I remember there were no boats in the water at that time. It was very rough and I found out that my children had left the boat after it capsized and tried to swim to shore. They were floundering in the water for 45 minutes without life jackets.

If Constable Kirinsic and Officer Jacob Bogden had not had the eagle eyes to see my children in the water quite a distance away in rough waters waving their arms for help, they would have drowned.

I am so grateful to them.

I was so overwhelmed with emotion the days following that I found it difficult to talk about it and this letter is long overdue. I want everyone to know how thankful I am for their service on the water that day.

They saved my children’s lives.

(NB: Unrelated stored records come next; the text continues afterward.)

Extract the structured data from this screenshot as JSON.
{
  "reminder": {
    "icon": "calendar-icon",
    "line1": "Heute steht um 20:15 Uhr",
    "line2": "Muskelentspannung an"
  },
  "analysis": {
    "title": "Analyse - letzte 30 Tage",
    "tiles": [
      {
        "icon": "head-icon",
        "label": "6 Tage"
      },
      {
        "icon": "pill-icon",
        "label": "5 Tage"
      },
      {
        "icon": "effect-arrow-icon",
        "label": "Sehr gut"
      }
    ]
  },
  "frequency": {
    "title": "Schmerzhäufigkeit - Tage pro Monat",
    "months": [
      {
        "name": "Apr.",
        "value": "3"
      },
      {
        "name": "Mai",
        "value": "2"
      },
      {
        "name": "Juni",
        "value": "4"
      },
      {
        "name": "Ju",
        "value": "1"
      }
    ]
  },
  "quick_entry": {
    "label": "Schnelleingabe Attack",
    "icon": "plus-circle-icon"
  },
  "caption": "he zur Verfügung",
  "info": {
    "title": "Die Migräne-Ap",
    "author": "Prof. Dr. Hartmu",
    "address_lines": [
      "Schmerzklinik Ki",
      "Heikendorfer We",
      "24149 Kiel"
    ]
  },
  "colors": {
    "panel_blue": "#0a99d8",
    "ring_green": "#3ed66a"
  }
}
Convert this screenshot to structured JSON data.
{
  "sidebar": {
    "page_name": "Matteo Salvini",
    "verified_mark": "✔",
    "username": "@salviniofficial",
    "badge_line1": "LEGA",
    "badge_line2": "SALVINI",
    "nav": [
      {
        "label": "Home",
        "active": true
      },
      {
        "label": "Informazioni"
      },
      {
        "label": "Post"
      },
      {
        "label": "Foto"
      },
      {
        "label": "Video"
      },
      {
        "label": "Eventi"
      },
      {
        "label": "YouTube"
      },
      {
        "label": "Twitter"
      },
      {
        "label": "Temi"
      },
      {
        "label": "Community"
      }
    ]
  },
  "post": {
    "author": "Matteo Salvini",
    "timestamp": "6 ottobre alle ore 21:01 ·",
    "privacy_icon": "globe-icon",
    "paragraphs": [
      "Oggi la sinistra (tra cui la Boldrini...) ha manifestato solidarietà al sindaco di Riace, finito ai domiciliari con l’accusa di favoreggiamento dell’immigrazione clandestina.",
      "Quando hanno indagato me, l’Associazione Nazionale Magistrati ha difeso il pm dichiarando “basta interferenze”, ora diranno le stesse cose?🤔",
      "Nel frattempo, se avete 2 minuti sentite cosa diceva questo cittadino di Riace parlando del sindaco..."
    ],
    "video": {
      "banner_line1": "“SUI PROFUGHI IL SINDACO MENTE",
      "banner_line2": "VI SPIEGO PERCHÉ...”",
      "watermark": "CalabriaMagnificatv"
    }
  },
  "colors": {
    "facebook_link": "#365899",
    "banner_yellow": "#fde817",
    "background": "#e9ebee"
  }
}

This story could have ended differently.

God bless them for what they did that day.

Kathleen Goggins Nickles


Generous & caring

My community in upstate New York has been completely devastated by Tropical Storm Lee’s torrential rains and the ensuing flood in September.

Entire neighborhoods have been lost to water, mud, raw sewage and an overwhelming sense of gloom. People have lost everything. Homes that have been in the family for generations are gone along with pictures, furniture and appliances.

And yet, we have all gained much more than we have lost. Thanks to your community, as well as members of our own, acts of charity and generosity give the inspiration to rebuild.

I am writing on behalf of the 18 (and counting) families who have benefited from the generosity of your community.

Hard goods such as couches, cooking ranges and tables were donated, loaded on to trucks and delivered to our struggling community in Broome and Tioga counties. It has been enriching to the soul to see the gratitude and relief in the eyes of my weary neighbors as they pick from the supply of high-quality used goods.

Experts say it will take two years for my community to recover. Those who helped in the collection and delivery of these precious donations, especially those at Miller Environmental Group, Miller Marine Services and the Orlando family, have helped make recovery a little sweeter and the burden a little lighter.

Thanks for sharing the burden.

Jennifer Wheeler

Editor’s note: Ms. Wheeler’s father, Jim Miller, founded Miller Environmental Group.